MP4 | Video: 1280x720 | 58 kbps | 44 KHz | Duration: 15 Hours | 2.70 GB
Genre: eLearning | Language: English
Learn to code tile-based worlds and related core gameplay for genres like arcade, overhead racing, and puzzle adventure.
Upon completing this course you'll receive a complete PDF of my 500-page textbook on game development: Hands-On Intro to Game Programming. The book contains over 100 exercises, a couple of additional game types, and extra material to read in more detail about the projects in this course.
What are the requirements?
Any plain text editor like Notepad will do, however one which supports features for programmers such as multiple file tabs, code highlighting, line numbers, and smart/auto-indentation can be handy for later phases as the code grows in length (Notepad++ is free for Windows, TextWrangler for Mac, or Sublime Text 2 which I use has a fully functional free trial for either)
Any common web browser should work fine, although I use Google Chrome (free) so you may prefer that one just to see on your side exactly how it shows up in the videos
To follow along the few steps for drawing art you'll need a program that lets you draw and save images with transparency. I use a slightly older version of Photoshop, although free alternatives exist and the steps are similar. I also attach all art files that I create, so if you prefer to only focus on the coding steps you can download the images that I create in the videos.
What am I going to get from this course?
Over 149 lectures and 14 hours of content!
Create, display, and play with a 2D tile world that supports optimized collision (a central concept for generations of games in a variety of genres!)
Create, load, display, and rotate image graphics in games
Break game code into multiple files to better manage large projects
Define a class and use it to create multiple instances of gameplay objects in unique positions (note: only using the very basic first concept of object-oriented programming, it doesn't dive deep into that rabbit hole)
Handle mouse input for a one-player game, or keyboard controls for both one and two-player games
Implement basic item pick-ups (keys) and trigger their usage upon collision (open doors)
Develop and adapt gameplay for basic platformer movement, digital board/strategy games, simple matrix formations for retro arcade-style enemies, and worlds larger than the screen viewed by scrolling camera
Apply simple trigonometry calls to move game objects at arbitrary angles
Implement basic loading screen functionality in HTML5
What is the target audience?
Anyone who wants to learn practical skills to program their own games at home
People who may aleady be familiar with programming concepts but are new to applying that knowledge to making real-time computer games
Creators who have only ever tried drag-and-drop tools but are interested in learning more about how to make games by programming for an deeper level of control over the details
Developers interested in getting practice with a more traditional "code only" approach to core gameplay programming before moving on to major engines and tools (which are not covered in this course) like Unity or Unreal

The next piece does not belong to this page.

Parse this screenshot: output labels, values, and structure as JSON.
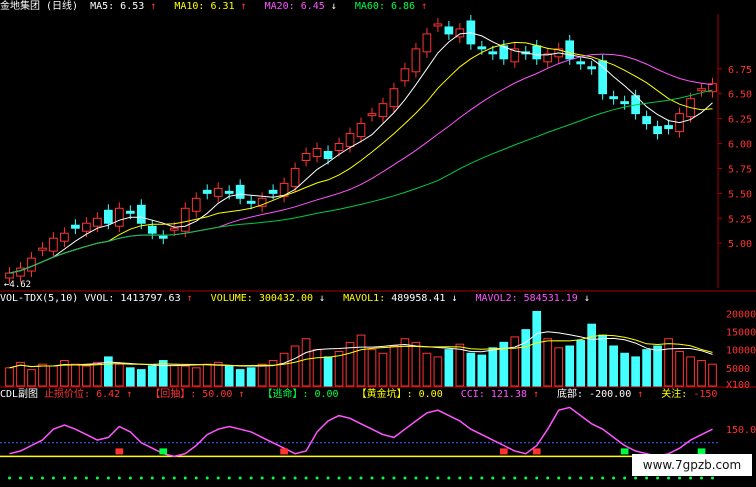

People looking for a technical game design foundation based in indie-style games or classic gameplay as a starting point
Please note that advanced topics like object-oriented programming are only very briefly touched upon - software engineering patterns are generally outside the scope of this course